Those who favor government running the education system often seem to think that government is somehow immune form economic and political forces. They often believe that by having the government run the education system, we’ve somehow managed to avoid the common problems of free enterprise. For example here’s Downes:
I think the point being made is that education is not something that is simply bought and sold, as a commodity, but rather something a society does to advance its own objectives. That it is, therefore, something too important to be left to the whims of the marketplace. And that the content of an education cannot be determined merely by economic pressures, but by the wider set of values of a society as a whole.
Most societies have decided that the management of education is too important to be left to private enterprise, that there would be too many poison pills to swallow, and that society would be irreparably damaged as a result. That even if private enterprise were to be able to manage education more efficiently, the product offered would be harmful to society.
The fostering of an educational resources regime where publishers and academics produce, and everyone else consumes, at once promotes their business objectives and undermines our social objectives and disempowers learners as a whole.
Implicit in this argument is the belief that government acting as both regulator and service provider is somehow immune from market forces, political forces, and self-interest such that it will inherently use education resources more effectively, provide education services more effectively, and serve society’s objectives better than free enterprise would.
More specifically, does eliminating profits and the risk of losses improve outcomes?

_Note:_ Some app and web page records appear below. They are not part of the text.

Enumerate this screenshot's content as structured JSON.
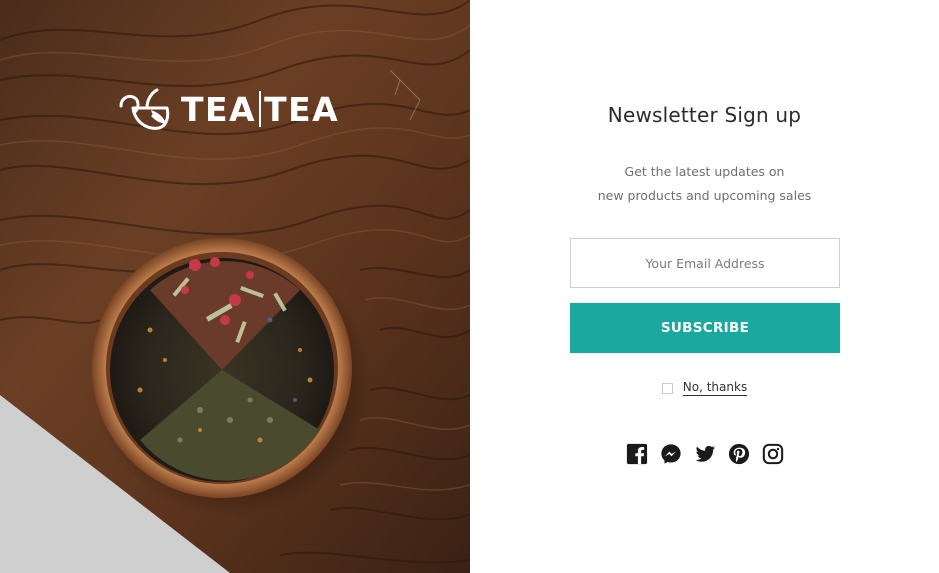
{
  "hero": {
    "logo_left": "TEA",
    "logo_right": "TEA",
    "logo_icon": "tea-leaf-cup-icon"
  },
  "form": {
    "title": "Newsletter Sign up",
    "subtitle_line1": "Get the latest updates on",
    "subtitle_line2": "new products and upcoming sales",
    "email_placeholder": "Your Email Address",
    "email_value": "",
    "subscribe_label": "SUBSCRIBE",
    "decline_label": "No, thanks",
    "decline_checked": false
  },
  "social": [
    {
      "name": "facebook-icon"
    },
    {
      "name": "messenger-icon"
    },
    {
      "name": "twitter-icon"
    },
    {
      "name": "pinterest-icon"
    },
    {
      "name": "instagram-icon"
    }
  ],
  "colors": {
    "accent": "#1ba89f",
    "title_text": "#2b2b2b",
    "muted_text": "#6f6f6f",
    "wood_dark": "#3d2416",
    "wood_mid": "#6b3f24"
  }
}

Does eliminating competition improve outcomes?
It’s basic economics. Once you strip away the lofty rhetoric, it’s easy to see that our education system suffers from common maladies that plague other areas of the economy and for the same reasons.

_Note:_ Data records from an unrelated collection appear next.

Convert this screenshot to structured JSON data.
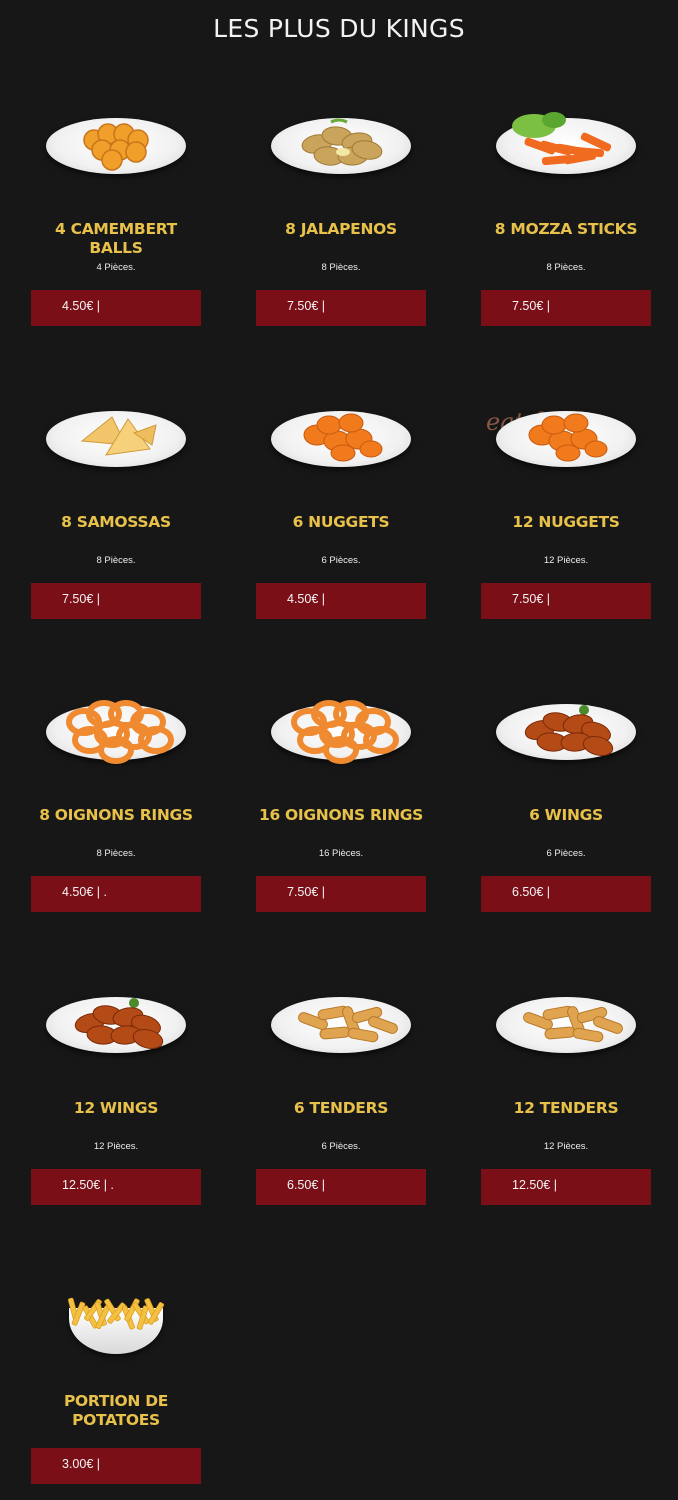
{
  "page": {
    "title": "LES PLUS DU KINGS"
  },
  "watermark": "eatsbs.fr",
  "items": [
    {
      "name": "4 CAMEMBERT BALLS",
      "pieces": "4 Pièces.",
      "price": "4.50€ |",
      "food": "balls"
    },
    {
      "name": "8 JALAPENOS",
      "pieces": "8 Pièces.",
      "price": "7.50€ |",
      "food": "jalapenos"
    },
    {
      "name": "8 MOZZA STICKS",
      "pieces": "8 Pièces.",
      "price": "7.50€ |",
      "food": "sticks"
    },
    {
      "name": "8 SAMOSSAS",
      "pieces": "8 Pièces.",
      "price": "7.50€ |",
      "food": "samosas"
    },
    {
      "name": "6 NUGGETS",
      "pieces": "6 Pièces.",
      "price": "4.50€ |",
      "food": "nuggets"
    },
    {
      "name": "12 NUGGETS",
      "pieces": "12 Pièces.",
      "price": "7.50€ |",
      "food": "nuggets"
    },
    {
      "name": "8 OIGNONS RINGS",
      "pieces": "8 Pièces.",
      "price": "4.50€ | .",
      "food": "rings"
    },
    {
      "name": "16 OIGNONS RINGS",
      "pieces": "16 Pièces.",
      "price": "7.50€ |",
      "food": "rings"
    },
    {
      "name": "6 WINGS",
      "pieces": "6 Pièces.",
      "price": "6.50€ |",
      "food": "wings"
    },
    {
      "name": "12 WINGS",
      "pieces": "12 Pièces.",
      "price": "12.50€ | .",
      "food": "wings"
    },
    {
      "name": "6 TENDERS",
      "pieces": "6 Pièces.",
      "price": "6.50€ |",
      "food": "tenders"
    },
    {
      "name": "12 TENDERS",
      "pieces": "12 Pièces.",
      "price": "12.50€ |",
      "food": "tenders"
    },
    {
      "name": "PORTION DE POTATOES",
      "pieces": "",
      "price": "3.00€ |",
      "food": "fries"
    }
  ]
}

There’s nothing inherently different because government is providing the education services. If a private company was offering education services under the same conditions, the services provided would be equally bad and the the prices equally steep. And, most importantly, the outcomes would be equally abysmal for the same students being under-served in the present system.

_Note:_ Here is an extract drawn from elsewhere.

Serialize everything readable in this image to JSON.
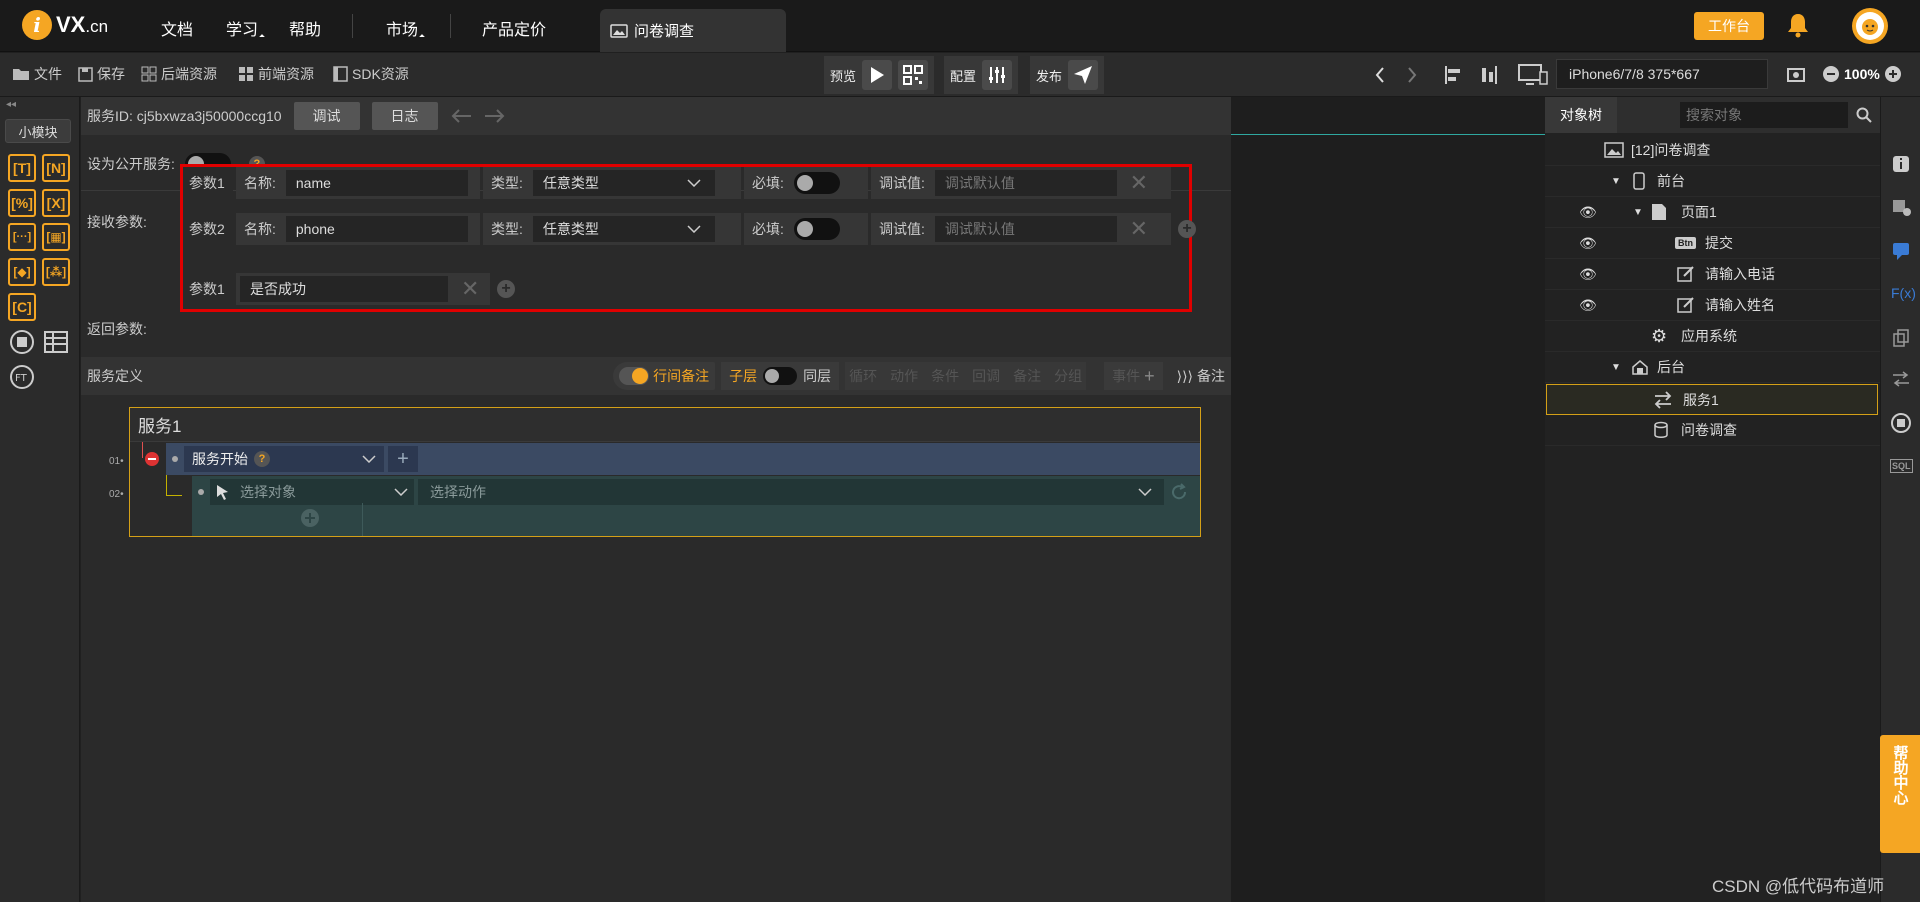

Unlike Downes and others of like mind, I am not willing to sweep the bad outcomes under the rug by blaming the failures on outside forces like poverty. The majority of people who favor the present system, like Dick , recognize that reform is needed. But, they are mistaken in believing that the present system can be reformed in a way that improves outcomes.
To understand why requires a brief overview of basic economics which I’ll provide in the next post.
In the meantime, feel free to present your arguments, pro and con, on the wonders and failures of the present system and why you think I’m wrong or right. I’ll address them.